Element data from apps and pages
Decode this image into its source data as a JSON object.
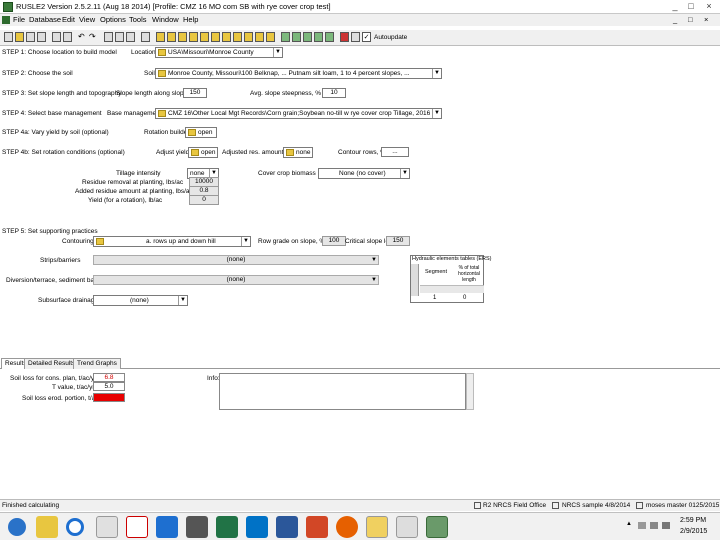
{
  "window": {
    "title": "RUSLE2 Version 2.5.2.11 (Aug 18 2014)  [Profile: CMZ 16 MO com SB with rye cover crop test]",
    "controls": [
      "_",
      "□",
      "×"
    ]
  },
  "menu": [
    "File",
    "Database",
    "Edit",
    "View",
    "Options",
    "Tools",
    "Window",
    "Help"
  ],
  "toolbar": {
    "autoupdate_label": "Autoupdate",
    "autoupdate_checked": true
  },
  "steps": {
    "step1": {
      "label": "STEP 1: Choose location to build model",
      "field_label": "Location",
      "value": "USA\\Missouri\\Monroe County"
    },
    "step2": {
      "label": "STEP 2: Choose the soil",
      "field_label": "Soil",
      "value": "Monroe County, Missouri\\100 Belknap, ... Putnam silt loam, 1 to 4 percent slopes, ..."
    },
    "step3": {
      "label": "STEP 3: Set slope length and topography",
      "length_label": "Slope length along slope, ft",
      "length_value": "150",
      "steep_label": "Avg. slope steepness, %",
      "steep_value": "10"
    },
    "step4": {
      "label": "STEP 4: Select base management",
      "field_label": "Base management",
      "value": "CMZ 16\\Other Local Mgt Records\\Corn grain;Soybean no-till w rye cover crop Tillage, 2016"
    },
    "step4a": {
      "label": "STEP 4a: Vary yield by soil (optional)",
      "field_label": "Rotation builder",
      "value": "open"
    },
    "step4b": {
      "label": "STEP 4b: Set rotation conditions (optional)",
      "adjust_label": "Adjust yields",
      "adjust_value": "open",
      "adjusted_label": "Adjusted res. amounts",
      "adjusted_value": "none",
      "contour_label": "Contour rows, %",
      "contour_value": "..."
    },
    "step4b_detail": {
      "tillage_label": "Tillage intensity",
      "tillage_value": "none",
      "cover_label": "Cover crop biomass",
      "cover_value": "None (no cover)",
      "residue_label": "Residue removal at planting, lbs/ac",
      "residue_value": "10000",
      "add_label": "Added residue amount at planting, lbs/ac",
      "add_value": "0.8",
      "yield_label": "Yield (for a rotation), lb/ac",
      "yield_value": "0"
    },
    "step5": {
      "label": "STEP 5: Set supporting practices",
      "contouring_label": "Contouring",
      "contouring_value": "a. rows up and down hill",
      "grade_label": "Row grade on slope, %",
      "grade_value": "100",
      "critical_label": "Critical slope length, ft",
      "critical_value": "150",
      "strip_label": "Strips/barriers",
      "strip_value": "(none)",
      "diversion_label": "Diversion/terrace, sediment basin",
      "diversion_value": "(none)",
      "subsurface_label": "Subsurface drainage",
      "subsurface_value": "(none)"
    }
  },
  "results_table": {
    "title": "Hydraulic elements tables (ERS)",
    "headers": [
      "Segment",
      "% of total horizontal length"
    ],
    "row": [
      "1",
      "0"
    ]
  },
  "bottom_tabs": [
    "Results",
    "Detailed Results",
    "Trend Graphs"
  ],
  "results": {
    "soil_loss_label": "Soil loss for cons. plan, t/ac/yr",
    "soil_loss_value": "6.8",
    "t_label": "T value, t/ac/yr",
    "t_value": "5.0",
    "erosion_label": "Soil loss erod. portion, t/ac/yr",
    "erosion_value": "",
    "info_label": "Info:"
  },
  "status": {
    "left": "Finished calculating",
    "right": [
      "R2 NRCS Field Office",
      "NRCS sample 4/8/2014",
      "moses master 0125/2015"
    ]
  },
  "taskbar": {
    "icons": [
      "start-icon",
      "file-explorer-icon",
      "ie-icon",
      "media-icon",
      "pdf-icon",
      "lync-icon",
      "calculator-icon",
      "excel-icon",
      "outlook-icon",
      "word-icon",
      "powerpoint-icon",
      "firefox-icon",
      "paint-icon",
      "snipping-icon",
      "rusle2-icon"
    ],
    "time": "2:59 PM",
    "date": "2/9/2015"
  },
  "colors": {
    "soil_loss_bg": "#e80000",
    "folder": "#e8c640",
    "accent": "#1a55b0"
  }
}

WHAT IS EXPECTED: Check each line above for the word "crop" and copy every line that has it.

FINISHED EXERCISE:
    "title": "RUSLE2 Version 2.5.2.11 (Aug 18 2014)  [Profile: CMZ 16 MO com SB with rye cover crop test]",
      "value": "CMZ 16\\Other Local Mgt Records\\Corn grain;Soybean no-till w rye cover crop Tillage, 2016"
      "cover_label": "Cover crop biomass",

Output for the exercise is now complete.